Pensions were once considered one of the central features of the American
Dream. Workers might not be rich, went the argument, but at least those with
union jobs were paid a wage you could raise a family on--and they could look
forward to a retirement where regular pension checks would provide a comfortable
That was the dream, but U.S. workers are waking up to a different reality
today--that pensions are fast becoming a thing of the past.
The proportion of the private-sector workforce enrolled in pension plans that
pay monthly benefits for life has been cut in half in the last quarter century.
In 1980, 39 percent of private-sector workers had a “defined-benefit”
pension plan, according to the Employee Benefit Research Institute. In 2004,
that number was 18 percent.
Today, when companies offer any retirement benefits at all, the favorite method
is a “defined-contribution” plan, like 401(k) plans. The eventual
amount of retirement checks is “defined” by contributions to individual
accounts by employers and employees.
But unlike pensions, “defined-contribution” plans aren’t
guaranteed by the government--and can disappear altogether, as employees of
Enron, WorldCom and other companies found out when they lost their retirement
savings amid the wave of corporate scandals.
Even when the company survives, 401(k) programs fall short of meeting retirees’
needs. With two-thirds of companies that offer retirement plans using the 401(k)
system, retirees will be squeezed by falling Social Security benefits and too

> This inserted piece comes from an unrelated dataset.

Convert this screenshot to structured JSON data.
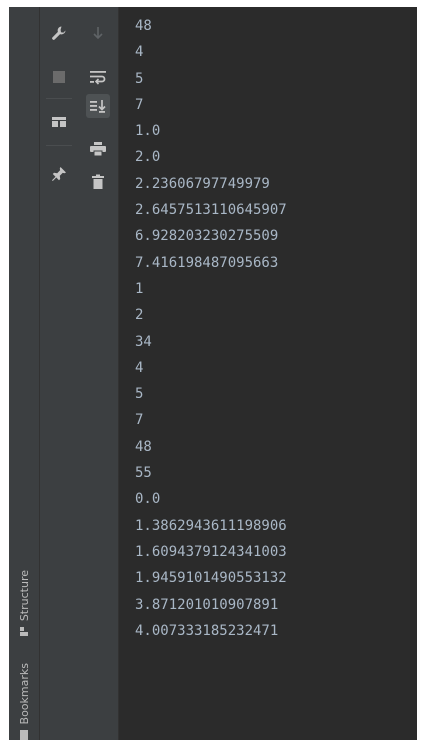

little in their private retirement accounts.
“Most people are going to arrive at retirement and not have adequate
money,” Alicia Munnell, director of the Center for Retirement Research,
told the Christian Science Monitor. Munnell estimates that under the 401(k)
system, the bottom one-third of new pensioners will fall into poverty, more
than three times higher than the current poverty rate for retirees.
In addition to the turn to 401(k) plans, Corporate America is out to gut the
existing pension system.
Airlines, steel and auto are the best-known cases. United Airlines, for example,
last year got a bankruptcy judge to approve its decision to default on its pension
obligations and dump them into the federal government’s Pension Benefit
Guarantee Corporation--which is already responsible for pensions at former giants
Pan Am, TWA and US Airways.
Even profitable companies with fully funded pensions are cutting back. For
example, IBM announced in early January that it would freeze its pension plan
in 2008, and convert to a 401(k)-type defined-contribution system. A similar
attempt in the 1990s provoked a class-action lawsuit by IBM employees that proved,
according to a federal judge’s ruling, the company was discriminating
against older workers by eliminating the defined-benefit formula.
Currently, IBM’s pension system, with $48 billion in assets, is fully
funded--the company didn’t even have to make a pension fund contribution
in the fourth quarter of last year. But management is determined to be on the
pension-slashing bandwagon--to “remain competitive,” said a company
The mainstream media have been filled with warnings about an impending pension
crisis. The estimated shortfall between the size of pension funds and future
obligations to retirees is $450 billion in the private sector, plus another
$300 billion in the public sector.
The gap is so big because employers have increasingly found ways to shortchange
pension funds. In particular, state governments suffering through years of budget
shortfalls are putting off pension contributions to pay for more pressing needs.
In Illinois, for example, the pension system for public educators has less than
half of what it needs to cover retired and working teachers, yet the state government
won’t make annual pension payments in 2006 and 2007.
Nevertheless, the media talk about a pension crisis is misleading. The shortfall
would only have any meaning if all pension obligations, to past and present
workers, were due immediately.
Pension funds go up and down with the overall economy, and the level of financial
markets where pension fund money is invested. What matters is whether benefits
can be paid over a period of decades, not the fund level in a particular year.
In fact, during the economic boom of the 1990s, as the stock market kept climbing
to new heights, many corporations decided that their pensions were “overfunded”--in
other words, the financial assets of the pension funds were worth more than
total obligations. Rather than grant more generous benefits, Corporate America
skimmed off the surplus as profit.
Now, though, with the stock market fallen back from its peak, companies are
using red ink in their pension funds to justify reducing or eliminating benefits.
The financial press today talks about pensions as if they were a “gold-plated”
gift to employees. Workers with a decent pension plan--especially those who
fight to defend them, like the New York City transit workers--are portrayed
as clinging to an fancy perk, at the expense of other working people.
But, of course, neither New York’s billionaire Mayor Michael Bloomberg,
nor Gov. George Pataki, nor New York Post publisher Rupert Murdoch
will ever worry about what they will live on during retirement.
And seniors living on a pension check don’t live in luxury. Average annual
benefits for retired state and local workers were $19,875 in 2004, according
to the U.S. Census Bureau. That’s not far from the poverty line for a
couple. And because private employers have made harsher cuts, these are the
most generous pensions today.
Pensions are another front in the employers’ offensive--with the tiny
bunch of super-rich fat cats demanding that working people tighten their belts